EXERCISE MATERIALS:
-- Opening Marker --
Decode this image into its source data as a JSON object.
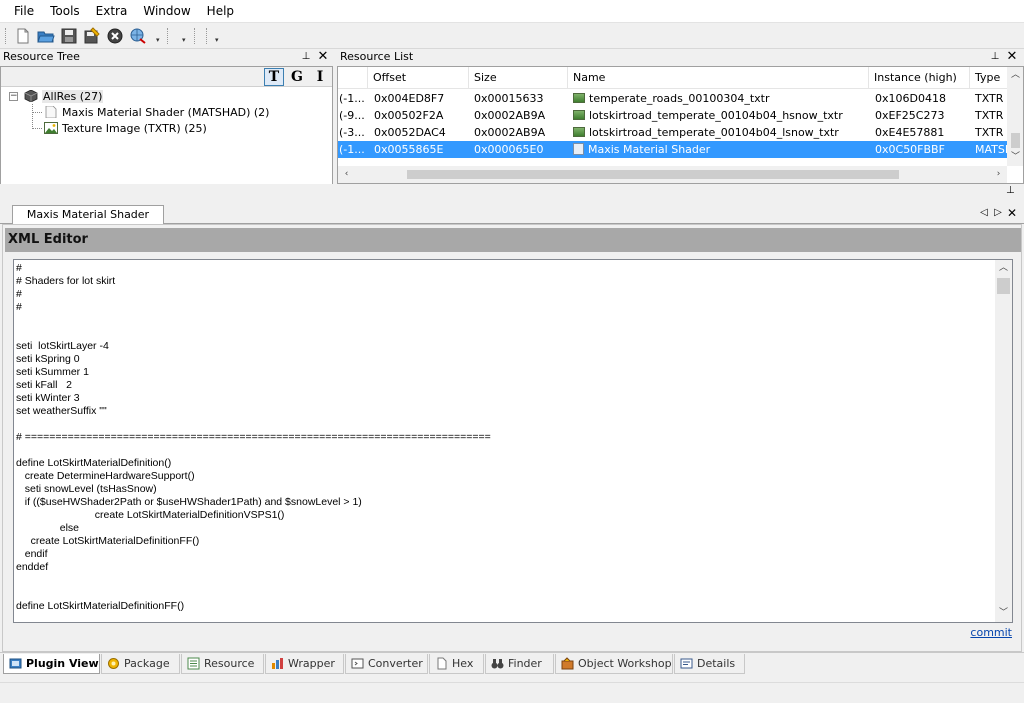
{
  "menu": [
    "File",
    "Tools",
    "Extra",
    "Window",
    "Help"
  ],
  "toolbar": {
    "icons": [
      "new-file-icon",
      "open-folder-icon",
      "save-icon",
      "save-as-icon",
      "close-circle-icon",
      "search-globe-icon"
    ]
  },
  "resource_tree": {
    "title": "Resource Tree",
    "view_buttons": [
      "T",
      "G",
      "I"
    ],
    "root": "AllRes (27)",
    "children": [
      {
        "label": "Maxis Material Shader (MATSHAD) (2)",
        "icon": "document-icon"
      },
      {
        "label": "Texture Image (TXTR) (25)",
        "icon": "image-icon"
      }
    ]
  },
  "resource_list": {
    "title": "Resource List",
    "columns": [
      "",
      "Offset",
      "Size",
      "Name",
      "Instance (high)",
      "Type"
    ],
    "rows": [
      {
        "c0": "(-1...",
        "offset": "0x004ED8F7",
        "size": "0x00015633",
        "name": "temperate_roads_00100304_txtr",
        "instance": "0x106D0418",
        "type": "TXTR",
        "icon": "image-icon",
        "selected": false
      },
      {
        "c0": "(-9...",
        "offset": "0x00502F2A",
        "size": "0x0002AB9A",
        "name": "lotskirtroad_temperate_00104b04_hsnow_txtr",
        "instance": "0xEF25C273",
        "type": "TXTR",
        "icon": "image-icon",
        "selected": false
      },
      {
        "c0": "(-3...",
        "offset": "0x0052DAC4",
        "size": "0x0002AB9A",
        "name": "lotskirtroad_temperate_00104b04_lsnow_txtr",
        "instance": "0xE4E57881",
        "type": "TXTR",
        "icon": "image-icon",
        "selected": false
      },
      {
        "c0": "(-1...",
        "offset": "0x0055865E",
        "size": "0x000065E0",
        "name": "Maxis Material Shader",
        "instance": "0x0C50FBBF",
        "type": "MATSI",
        "icon": "document-icon",
        "selected": true
      }
    ]
  },
  "document": {
    "tab_label": "Maxis Material Shader",
    "editor_title": "XML Editor",
    "content": "#\n# Shaders for lot skirt\n#\n#\n\n\nseti  lotSkirtLayer -4\nseti kSpring 0\nseti kSummer 1\nseti kFall   2\nseti kWinter 3\nset weatherSuffix \"\"\n\n# ============================================================================\n\ndefine LotSkirtMaterialDefinition()\n   create DetermineHardwareSupport()\n   seti snowLevel (tsHasSnow)\n   if (($useHWShader2Path or $useHWShader1Path) and $snowLevel > 1)\n                           create LotSkirtMaterialDefinitionVSPS1()\n               else\n     create LotSkirtMaterialDefinitionFF()\n   endif\nenddef\n\n\ndefine LotSkirtMaterialDefinitionFF()",
    "commit_label": "commit"
  },
  "bottom_tabs": [
    {
      "label": "Plugin View",
      "icon": "plugin-view-icon",
      "active": true
    },
    {
      "label": "Package",
      "icon": "package-icon",
      "active": false
    },
    {
      "label": "Resource",
      "icon": "resource-icon",
      "active": false
    },
    {
      "label": "Wrapper",
      "icon": "wrapper-icon",
      "active": false
    },
    {
      "label": "Converter",
      "icon": "converter-icon",
      "active": false
    },
    {
      "label": "Hex",
      "icon": "hex-icon",
      "active": false
    },
    {
      "label": "Finder",
      "icon": "binoculars-icon",
      "active": false
    },
    {
      "label": "Object Workshop",
      "icon": "object-workshop-icon",
      "active": false
    },
    {
      "label": "Details",
      "icon": "details-icon",
      "active": false
    }
  ],
  "colors": {
    "selection": "#3399ff",
    "editor_title_bg": "#a8a8a8",
    "link": "#0645ad"
  }
}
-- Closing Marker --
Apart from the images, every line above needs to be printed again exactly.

Decode this image into its source data as a JSON object.
{
  "menu": [
    "File",
    "Tools",
    "Extra",
    "Window",
    "Help"
  ],
  "toolbar": {
    "icons": [
      "new-file-icon",
      "open-folder-icon",
      "save-icon",
      "save-as-icon",
      "close-circle-icon",
      "search-globe-icon"
    ]
  },
  "resource_tree": {
    "title": "Resource Tree",
    "view_buttons": [
      "T",
      "G",
      "I"
    ],
    "root": "AllRes (27)",
    "children": [
      {
        "label": "Maxis Material Shader (MATSHAD) (2)",
        "icon": "document-icon"
      },
      {
        "label": "Texture Image (TXTR) (25)",
        "icon": "image-icon"
      }
    ]
  },
  "resource_list": {
    "title": "Resource List",
    "columns": [
      "",
      "Offset",
      "Size",
      "Name",
      "Instance (high)",
      "Type"
    ],
    "rows": [
      {
        "c0": "(-1...",
        "offset": "0x004ED8F7",
        "size": "0x00015633",
        "name": "temperate_roads_00100304_txtr",
        "instance": "0x106D0418",
        "type": "TXTR",
        "icon": "image-icon",
        "selected": false
      },
      {
        "c0": "(-9...",
        "offset": "0x00502F2A",
        "size": "0x0002AB9A",
        "name": "lotskirtroad_temperate_00104b04_hsnow_txtr",
        "instance": "0xEF25C273",
        "type": "TXTR",
        "icon": "image-icon",
        "selected": false
      },
      {
        "c0": "(-3...",
        "offset": "0x0052DAC4",
        "size": "0x0002AB9A",
        "name": "lotskirtroad_temperate_00104b04_lsnow_txtr",
        "instance": "0xE4E57881",
        "type": "TXTR",
        "icon": "image-icon",
        "selected": false
      },
      {
        "c0": "(-1...",
        "offset": "0x0055865E",
        "size": "0x000065E0",
        "name": "Maxis Material Shader",
        "instance": "0x0C50FBBF",
        "type": "MATSI",
        "icon": "document-icon",
        "selected": true
      }
    ]
  },
  "document": {
    "tab_label": "Maxis Material Shader",
    "editor_title": "XML Editor",
    "content": "#\n# Shaders for lot skirt\n#\n#\n\n\nseti  lotSkirtLayer -4\nseti kSpring 0\nseti kSummer 1\nseti kFall   2\nseti kWinter 3\nset weatherSuffix \"\"\n\n# ============================================================================\n\ndefine LotSkirtMaterialDefinition()\n   create DetermineHardwareSupport()\n   seti snowLevel (tsHasSnow)\n   if (($useHWShader2Path or $useHWShader1Path) and $snowLevel > 1)\n                           create LotSkirtMaterialDefinitionVSPS1()\n               else\n     create LotSkirtMaterialDefinitionFF()\n   endif\nenddef\n\n\ndefine LotSkirtMaterialDefinitionFF()",
    "commit_label": "commit"
  },
  "bottom_tabs": [
    {
      "label": "Plugin View",
      "icon": "plugin-view-icon",
      "active": true
    },
    {
      "label": "Package",
      "icon": "package-icon",
      "active": false
    },
    {
      "label": "Resource",
      "icon": "resource-icon",
      "active": false
    },
    {
      "label": "Wrapper",
      "icon": "wrapper-icon",
      "active": false
    },
    {
      "label": "Converter",
      "icon": "converter-icon",
      "active": false
    },
    {
      "label": "Hex",
      "icon": "hex-icon",
      "active": false
    },
    {
      "label": "Finder",
      "icon": "binoculars-icon",
      "active": false
    },
    {
      "label": "Object Workshop",
      "icon": "object-workshop-icon",
      "active": false
    },
    {
      "label": "Details",
      "icon": "details-icon",
      "active": false
    }
  ],
  "colors": {
    "selection": "#3399ff",
    "editor_title_bg": "#a8a8a8",
    "link": "#0645ad"
  }
}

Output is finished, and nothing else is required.